### Task instructions
Across the data below, in how many lines does the word "title" appear? Give only the number.

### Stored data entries

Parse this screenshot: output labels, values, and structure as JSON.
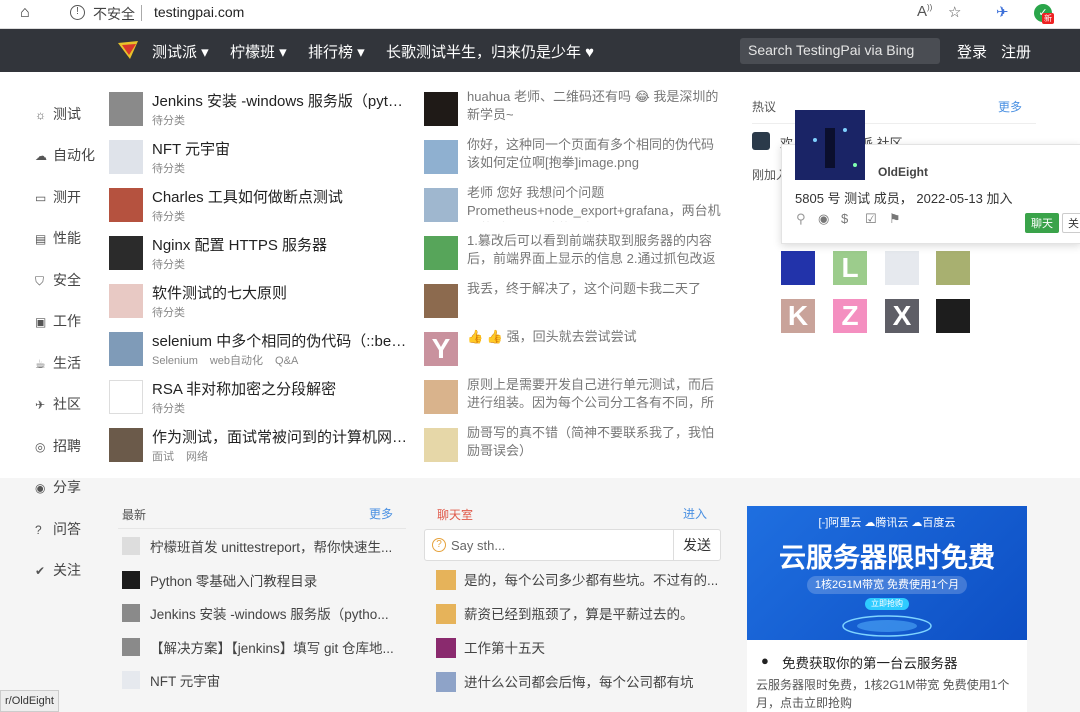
{
  "browser": {
    "insecure_label": "不安全",
    "url": "testingpai.com",
    "font_icon": "A",
    "badge_new": "新"
  },
  "nav": {
    "items": [
      "测试派 ▾",
      "柠檬班 ▾",
      "排行榜 ▾",
      "长歌测试半生，归来仍是少年 ♥"
    ],
    "search_placeholder": "Search TestingPai via Bing",
    "login": "登录",
    "register": "注册"
  },
  "sidebar": {
    "items": [
      {
        "label": "测试",
        "icon": "bug-icon",
        "glyph": "☼"
      },
      {
        "label": "自动化",
        "icon": "cloud-icon",
        "glyph": "☁"
      },
      {
        "label": "测开",
        "icon": "terminal-icon",
        "glyph": "▭"
      },
      {
        "label": "性能",
        "icon": "chart-icon",
        "glyph": "▤"
      },
      {
        "label": "安全",
        "icon": "shield-icon",
        "glyph": "⛉"
      },
      {
        "label": "工作",
        "icon": "briefcase-icon",
        "glyph": "▣"
      },
      {
        "label": "生活",
        "icon": "cup-icon",
        "glyph": "☕"
      },
      {
        "label": "社区",
        "icon": "paperplane-icon",
        "glyph": "✈"
      },
      {
        "label": "招聘",
        "icon": "target-icon",
        "glyph": "◎"
      },
      {
        "label": "分享",
        "icon": "share-icon",
        "glyph": "◉"
      },
      {
        "label": "问答",
        "icon": "question-icon",
        "glyph": "?"
      },
      {
        "label": "关注",
        "icon": "check-circle-icon",
        "glyph": "✔"
      }
    ]
  },
  "topics": [
    {
      "title": "Jenkins 安装 -windows 服务版（python 环境...",
      "meta": [
        "待分类"
      ],
      "avatar_color": "#8a8a8a"
    },
    {
      "title": "NFT 元宇宙",
      "meta": [
        "待分类"
      ],
      "avatar_color": "#dfe3ea"
    },
    {
      "title": "Charles 工具如何做断点测试",
      "meta": [
        "待分类"
      ],
      "avatar_color": "#b5523f"
    },
    {
      "title": "Nginx 配置 HTTPS 服务器",
      "meta": [
        "待分类"
      ],
      "avatar_color": "#2b2b2b"
    },
    {
      "title": "软件测试的七大原则",
      "meta": [
        "待分类"
      ],
      "avatar_color": "#e8c9c4"
    },
    {
      "title": "selenium 中多个相同的伪代码（::before）如何...",
      "meta": [
        "Selenium",
        "web自动化",
        "Q&A"
      ],
      "avatar_color": "#7f9bb8"
    },
    {
      "title": "RSA 非对称加密之分段解密",
      "meta": [
        "待分类"
      ],
      "avatar_color": "#ffffff"
    },
    {
      "title": "作为测试，面试常被问到的计算机网络知识",
      "meta": [
        "面试",
        "网络"
      ],
      "avatar_color": "#6b5a4a"
    }
  ],
  "replies": [
    {
      "text": "huahua 老师、二维码还有吗 😂 我是深圳的新学员~",
      "avatar_color": "#1f1a17",
      "letter": ""
    },
    {
      "text": "你好，这种同一个页面有多个相同的伪代码该如何定位啊[抱拳]image.png",
      "avatar_color": "#8fb0d0",
      "letter": ""
    },
    {
      "text": "老师 您好 我想问个问题 Prometheus+node_export+grafana，两台机器的时间是一致的，但是...",
      "avatar_color": "#9fb7cf",
      "letter": ""
    },
    {
      "text": "1.篡改后可以看到前端获取到服务器的内容后，前端界面上显示的信息 2.通过抓包改返回...",
      "avatar_color": "#57a55a",
      "letter": ""
    },
    {
      "text": "我丢，终于解决了，这个问题卡我二天了",
      "avatar_color": "#8c6a4e",
      "letter": ""
    },
    {
      "text": "👍 👍 强，回头就去尝试尝试",
      "avatar_color": "#c9929e",
      "letter": "Y"
    },
    {
      "text": "原则上是需要开发自己进行单元测试，而后进行组装。因为每个公司分工各有不同，所以...",
      "avatar_color": "#d9b38c",
      "letter": ""
    },
    {
      "text": "励哥写的真不错（简神不要联系我了，我怕励哥误会）",
      "avatar_color": "#e6d7a8",
      "letter": ""
    }
  ],
  "hot": {
    "title": "热议",
    "more": "更多",
    "row1_text": "欢",
    "row1_suffix": "派 社区",
    "row2_text": "刚加入"
  },
  "popup": {
    "name": "OldEight",
    "info": "5805 号 测试 成员， 2022-05-13 加入",
    "chat_btn": "聊天",
    "follow_btn": "关"
  },
  "member_avatars": [
    {
      "letter": "",
      "color": "#2233aa"
    },
    {
      "letter": "L",
      "color": "#9ccc8c"
    },
    {
      "letter": "",
      "color": "#e6e9ee"
    },
    {
      "letter": "",
      "color": "#a8b070"
    },
    {
      "letter": "K",
      "color": "#c9a39a"
    },
    {
      "letter": "Z",
      "color": "#f48fc0"
    },
    {
      "letter": "X",
      "color": "#5e5e66"
    },
    {
      "letter": "",
      "color": "#1d1d1d"
    }
  ],
  "latest": {
    "title": "最新",
    "more": "更多",
    "items": [
      {
        "text": "柠檬班首发 unittestreport，帮你快速生...",
        "color": "#dddddd"
      },
      {
        "text": "Python 零基础入门教程目录",
        "color": "#1b1b1b"
      },
      {
        "text": "Jenkins 安装 -windows 服务版（pytho...",
        "color": "#8a8a8a"
      },
      {
        "text": "【解决方案】【jenkins】填写 git 仓库地...",
        "color": "#8a8a8a"
      },
      {
        "text": "NFT 元宇宙",
        "color": "#e6e9ee"
      }
    ]
  },
  "chatroom": {
    "title": "聊天室",
    "enter": "进入",
    "input_placeholder": "Say sth...",
    "send": "发送",
    "items": [
      {
        "text": "是的，每个公司多少都有些坑。不过有的...",
        "color": "#e6b35a"
      },
      {
        "text": "薪资已经到瓶颈了，算是平薪过去的。",
        "color": "#e6b35a"
      },
      {
        "text": "工作第十五天",
        "color": "#8a2a6e"
      },
      {
        "text": "进什么公司都会后悔，每个公司都有坑",
        "color": "#8ea3c8"
      }
    ]
  },
  "ad": {
    "brand_text": "[-]阿里云  ☁腾讯云  ☁百度云",
    "headline": "云服务器限时免费",
    "sub": "1核2G1M带宽 免费使用1个月",
    "btn": "立即抢购",
    "title": "免费获取你的第一台云服务器",
    "desc": "云服务器限时免费，1核2G1M带宽 免费使用1个月，点击立即抢购"
  },
  "status_tooltip": "r/OldEight"
}
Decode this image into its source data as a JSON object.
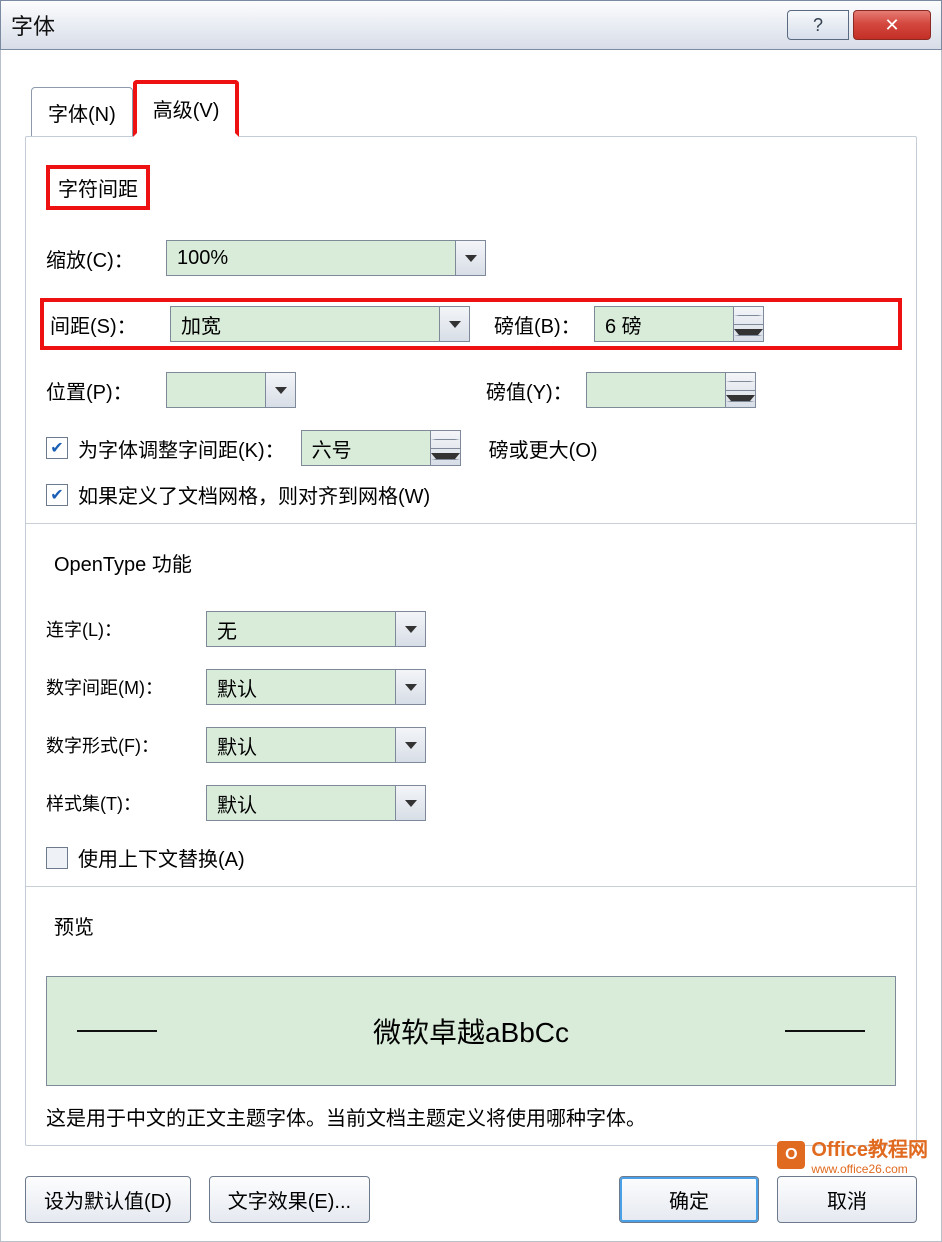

### The answer
12